Phone 04 499 1400
Truby King Park - All year | Dawn to dusk
Truby King House - Closed to the public (Except for an annual open day)
Truby King had a knack for gardening. The collections of pines, roses, rhododendrons, and azaleas were planted in the 1920s by Sir Truby King himself, with some still flourishing today. You can still find pines and macrocarpas planted by Truby King around the estate. Beautiful cherry trees line the drive around the house.
Wellington City Council is working towards restoring the eclectic planting style of the original garden.
There are lovely picnic spots throughout the garden ranging from tucked away lawns and nooks to windswept vistas with views over Lyall Bay and the airport.
When Lady Isabella was alive, the house and gardens were a fairly standard abode and grounds.
In later years, Sir Truby King became obsessed with brickworks. He commissioned an elaborate series of walls, stairs and arches around the property. The pathways, brick arches and lookouts add to the garden’s unique appeal.
Truby and his wife, a buried in a mausoleum that is located between the house and the gardens. His wife was transferred to the mausoleum after Trubys funeral from a cemetery in Porirua.
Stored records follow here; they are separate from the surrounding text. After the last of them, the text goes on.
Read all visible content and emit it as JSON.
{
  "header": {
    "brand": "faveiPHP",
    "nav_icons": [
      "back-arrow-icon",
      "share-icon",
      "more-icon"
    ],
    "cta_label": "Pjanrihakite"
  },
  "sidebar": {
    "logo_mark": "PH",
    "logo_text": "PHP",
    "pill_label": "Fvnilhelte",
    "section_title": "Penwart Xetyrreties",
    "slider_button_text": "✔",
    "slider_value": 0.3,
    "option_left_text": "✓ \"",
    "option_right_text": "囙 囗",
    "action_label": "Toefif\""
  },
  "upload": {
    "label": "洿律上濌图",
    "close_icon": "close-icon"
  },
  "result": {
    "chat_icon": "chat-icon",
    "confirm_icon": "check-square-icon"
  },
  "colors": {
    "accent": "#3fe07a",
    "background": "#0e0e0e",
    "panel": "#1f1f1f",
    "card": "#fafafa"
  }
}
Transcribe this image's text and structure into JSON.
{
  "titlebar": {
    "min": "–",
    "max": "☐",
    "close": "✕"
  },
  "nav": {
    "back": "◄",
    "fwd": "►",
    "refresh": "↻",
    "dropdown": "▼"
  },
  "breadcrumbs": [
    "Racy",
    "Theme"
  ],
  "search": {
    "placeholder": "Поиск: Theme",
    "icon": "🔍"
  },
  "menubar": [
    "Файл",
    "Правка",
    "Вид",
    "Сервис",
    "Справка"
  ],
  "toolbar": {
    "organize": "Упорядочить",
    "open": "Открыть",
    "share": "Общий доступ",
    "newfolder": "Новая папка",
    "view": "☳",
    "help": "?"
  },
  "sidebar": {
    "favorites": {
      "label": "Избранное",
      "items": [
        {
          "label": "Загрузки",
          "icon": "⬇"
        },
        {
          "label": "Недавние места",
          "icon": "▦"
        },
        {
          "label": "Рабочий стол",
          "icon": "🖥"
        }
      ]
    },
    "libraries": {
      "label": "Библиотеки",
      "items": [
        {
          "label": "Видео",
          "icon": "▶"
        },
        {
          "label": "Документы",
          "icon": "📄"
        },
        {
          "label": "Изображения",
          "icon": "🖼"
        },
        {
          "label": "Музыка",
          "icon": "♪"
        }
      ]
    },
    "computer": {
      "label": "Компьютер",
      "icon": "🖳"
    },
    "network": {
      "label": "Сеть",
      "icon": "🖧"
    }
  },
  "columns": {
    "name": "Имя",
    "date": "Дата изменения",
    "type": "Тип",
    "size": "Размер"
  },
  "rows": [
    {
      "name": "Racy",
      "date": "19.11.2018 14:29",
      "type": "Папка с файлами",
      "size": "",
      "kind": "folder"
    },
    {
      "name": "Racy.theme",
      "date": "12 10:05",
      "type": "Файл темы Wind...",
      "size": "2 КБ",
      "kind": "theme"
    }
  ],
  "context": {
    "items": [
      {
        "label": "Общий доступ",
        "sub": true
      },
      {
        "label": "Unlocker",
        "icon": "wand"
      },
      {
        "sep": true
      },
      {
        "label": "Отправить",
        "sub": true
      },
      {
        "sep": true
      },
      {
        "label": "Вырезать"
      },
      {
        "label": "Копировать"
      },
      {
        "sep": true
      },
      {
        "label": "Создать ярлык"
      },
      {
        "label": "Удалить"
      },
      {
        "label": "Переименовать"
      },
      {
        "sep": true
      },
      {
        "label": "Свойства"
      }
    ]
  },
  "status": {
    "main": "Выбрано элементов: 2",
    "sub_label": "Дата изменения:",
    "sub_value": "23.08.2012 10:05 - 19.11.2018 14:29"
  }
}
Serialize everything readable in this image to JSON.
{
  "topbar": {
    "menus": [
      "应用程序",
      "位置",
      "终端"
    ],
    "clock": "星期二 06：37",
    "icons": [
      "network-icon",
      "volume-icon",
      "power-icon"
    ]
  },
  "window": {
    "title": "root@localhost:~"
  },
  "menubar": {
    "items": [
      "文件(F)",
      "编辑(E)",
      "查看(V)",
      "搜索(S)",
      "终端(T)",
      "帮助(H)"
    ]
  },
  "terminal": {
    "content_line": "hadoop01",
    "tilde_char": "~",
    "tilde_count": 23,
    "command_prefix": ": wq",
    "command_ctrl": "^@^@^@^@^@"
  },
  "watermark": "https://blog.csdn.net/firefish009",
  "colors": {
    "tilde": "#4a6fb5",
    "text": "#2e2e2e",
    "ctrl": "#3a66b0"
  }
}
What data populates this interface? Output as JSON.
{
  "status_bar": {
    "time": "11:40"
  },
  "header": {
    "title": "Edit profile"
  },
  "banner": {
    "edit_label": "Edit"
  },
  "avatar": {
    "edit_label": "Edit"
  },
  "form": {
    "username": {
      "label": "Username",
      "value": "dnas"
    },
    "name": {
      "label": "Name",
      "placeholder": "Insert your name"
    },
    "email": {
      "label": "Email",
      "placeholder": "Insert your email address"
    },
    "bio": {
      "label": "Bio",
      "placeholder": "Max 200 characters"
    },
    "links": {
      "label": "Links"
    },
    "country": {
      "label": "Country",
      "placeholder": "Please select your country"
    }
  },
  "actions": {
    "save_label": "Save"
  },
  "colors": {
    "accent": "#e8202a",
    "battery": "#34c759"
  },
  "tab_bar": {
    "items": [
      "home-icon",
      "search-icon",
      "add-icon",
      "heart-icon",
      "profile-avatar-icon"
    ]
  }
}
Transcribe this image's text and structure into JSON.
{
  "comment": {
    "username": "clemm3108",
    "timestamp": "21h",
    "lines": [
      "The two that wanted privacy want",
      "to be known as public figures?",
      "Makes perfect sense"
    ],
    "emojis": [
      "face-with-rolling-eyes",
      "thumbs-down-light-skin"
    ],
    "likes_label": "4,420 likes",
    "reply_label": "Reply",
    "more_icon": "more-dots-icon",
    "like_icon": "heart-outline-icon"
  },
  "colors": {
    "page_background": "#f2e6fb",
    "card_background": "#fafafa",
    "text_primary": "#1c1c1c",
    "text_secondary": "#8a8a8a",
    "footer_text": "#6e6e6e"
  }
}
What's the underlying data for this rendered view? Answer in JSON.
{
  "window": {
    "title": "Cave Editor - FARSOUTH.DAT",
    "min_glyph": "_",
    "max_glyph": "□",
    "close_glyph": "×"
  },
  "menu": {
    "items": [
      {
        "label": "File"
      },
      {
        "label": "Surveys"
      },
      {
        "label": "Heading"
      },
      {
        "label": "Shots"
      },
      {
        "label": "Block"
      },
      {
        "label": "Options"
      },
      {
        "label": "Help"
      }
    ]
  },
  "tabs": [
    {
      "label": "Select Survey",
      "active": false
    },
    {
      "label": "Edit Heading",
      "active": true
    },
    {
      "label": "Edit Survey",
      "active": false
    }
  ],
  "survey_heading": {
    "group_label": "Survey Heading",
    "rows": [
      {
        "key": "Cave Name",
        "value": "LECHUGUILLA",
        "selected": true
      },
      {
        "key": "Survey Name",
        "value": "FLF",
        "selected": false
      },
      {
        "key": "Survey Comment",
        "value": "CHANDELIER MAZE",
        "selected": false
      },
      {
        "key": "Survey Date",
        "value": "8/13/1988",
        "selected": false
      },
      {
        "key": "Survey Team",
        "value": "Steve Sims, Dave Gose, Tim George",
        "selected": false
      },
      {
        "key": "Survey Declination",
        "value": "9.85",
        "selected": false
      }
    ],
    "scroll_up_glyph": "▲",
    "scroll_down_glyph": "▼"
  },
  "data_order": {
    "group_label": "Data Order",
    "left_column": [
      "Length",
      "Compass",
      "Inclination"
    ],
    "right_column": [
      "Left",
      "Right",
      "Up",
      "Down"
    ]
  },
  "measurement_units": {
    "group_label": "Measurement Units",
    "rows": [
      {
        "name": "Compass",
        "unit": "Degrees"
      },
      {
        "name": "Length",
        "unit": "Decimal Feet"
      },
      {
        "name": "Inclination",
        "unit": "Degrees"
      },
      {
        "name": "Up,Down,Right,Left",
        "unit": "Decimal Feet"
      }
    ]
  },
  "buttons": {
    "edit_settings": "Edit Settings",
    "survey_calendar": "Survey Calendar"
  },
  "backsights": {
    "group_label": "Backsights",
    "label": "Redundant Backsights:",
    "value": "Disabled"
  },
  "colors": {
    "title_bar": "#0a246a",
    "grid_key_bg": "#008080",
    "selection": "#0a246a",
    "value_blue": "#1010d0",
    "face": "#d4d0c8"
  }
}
Although the gardens and Mausoleum are open to the public the house is not and viewing is by appointment only.
The house was designed by architect William Gray Young and built in 1923 - it has New Zealand Historic Places Trust and City Council heritage listings.
(The House is leased to Conservation Volunteers New Zealand and is closed to the public except for the annual open day).
Truby King Park is on the Southern Walkway Track. The walk continues above Kilbirnie to Melrose, a comfortable place to rest before the climb to Mount Albert.
From the reservoir, follow the Southern Walkway arrows, which takes you under the pines to Truby King Park bringing you out onto Manchester Street and then to Sutherland Crescent. Truby King Park has great grounds to stop and enjoy the surroundings, check out the rhododendrons in spring.
At the moment we are not accepting new volunteers at the Gardens. You can however volunteer to help at the Wellington Gardens by joining some of our partner groups. There are several active groups of volunteers who make an essential contribution to the Wellington Gardens. While some donate a few hours each month, other volunteers are in the Garden weekly.
Volunteers help in many different ways. Their time and effort range from hosting, representing Wellington as city ambassadors and even leading guided tours.
Please get in touch with us directly to offer your time.
In 1927 Truby retired from his Government appointments and devoted much of his declining energies in his retirement to the enjoyment of the vast collection of rhododendrons and gardens around his home.
These are best viewed in bloom during Spring.
A secret community built trail of fairy houses, doors and nooks. Why dont you add one for yourself... if you can find it!